When you’re in Jerusalem take some time to enjoy walking around and exploring the village of Ein Karem (Hebrew of Spring of the Vineyard), today a neighborhood of Jerusalem and when you get hungry check out one of the restaurants (see below). The spring made it possible for settlement there dating from the Middle Bronze Age. According to Christian tradition, Mary, pregnant with Jesus, met Elizabeth, pregnant with John at the spring.
There are two churches named St. John the Baptist, one a Franciscan church built in the second half of the 19th century on the remnants of earlier Byzantine and Crusader churches and an Eastern Orthodox church built in 1894 (restored in 1975), also on the remnants of an ancient church. Inside the Franciscan church are the remains of a Byzantine mosaic floor and a cave where, according to Christian tradition, John the Baptist was born. Below the building a mikve or Jewish ritual bath was found dated to the Second Temple period.
The Franciscan Church of the Visitation is located across the village from St. John. The ancient sanctuary there was built against a rock slope, the site where Zechariah and Elizabeth lived and where Mary visited them. An ancient cistern from which, according to tradition, Zechariah and Elizabeth drank, can also be found in the church; the stone next to it is said to have hidden the two from Herod’s soldiers. Tradition attributes its construction to Helena, Emperor Constantine’s mother.
On the wall of the courtyard are ceramic tiles bearing verses from the Magnificat (the Canticle of Mary from Luke 1:46-55) in forty-two different languages. On the church’s façade is a striking mosaic commemorating the Visitation.
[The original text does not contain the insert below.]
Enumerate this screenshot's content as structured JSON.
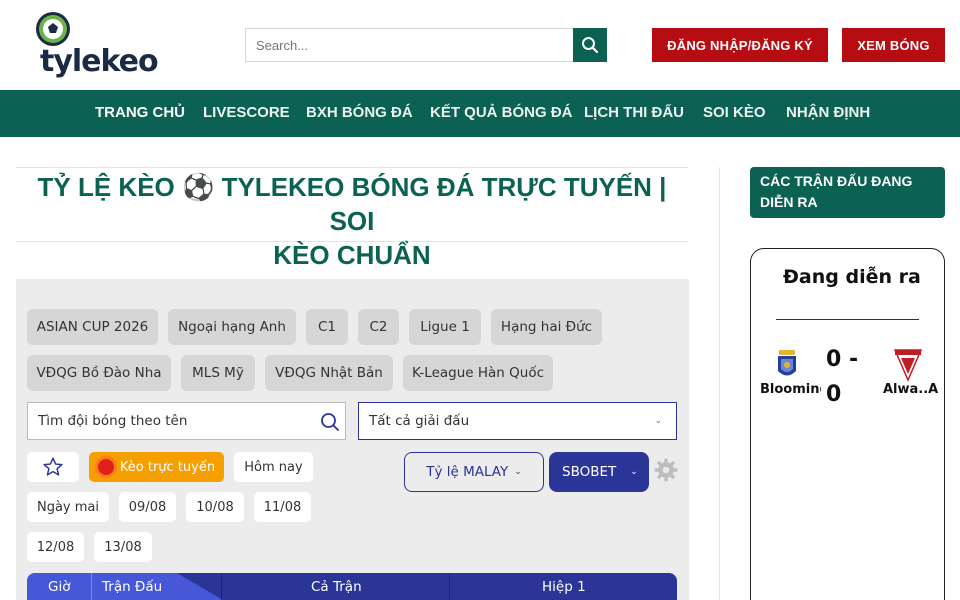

The lower level of the church was built in 1862, the upper level was begun in 1938 and completed by Italian architect Antonio Barluzzi in 1955. The upper hall is dedicated to Mary, and its walls are decorated with many paintings in her honor. The interior has Italianate frescoes depicting the Visitation, Elizabeth hiding her son John the Baptist, and Zechariah next to the altar in the Temple and beautiful mosaic floors. In one of the frescoes, there is an image of none other than Barluzzi himself.
Located up the hill is the Russian Orthodox Church, part of the Gorny monastery, nicknamed Moscovia by the locals, begun in 1905 and only completed in 2005, with its classic gold onions.
Take the opportunity to walk or meditate in the tranquil garden of Notre Dame De Sion monastery.
Pundak Ein Karem “with a garden blooming in and around its stone courtyard specializes in pan-European fusion cuisine of the decidedly unkosher variety; free WiFi.”
Karma “will have you eating like a Buddhist monk fallen off the wagon, a genre-defying culinary quality, with a traditional Middle Eastern taboon stone oven at its spiritual center.”
Café Inbal “small bake shop has a nice selection of classic light Israeli fare, kosher.”
Charlotte for those with a passion for a variety of grilled meats and delicious side dishes, kosher.
Esti and Perla “run by and in the home of two ladies by the names of Esti and Perla, who have resided in Ein Karem for over 50 years serves high-quality dairy food, specializing in Moroccan fare, kosher.”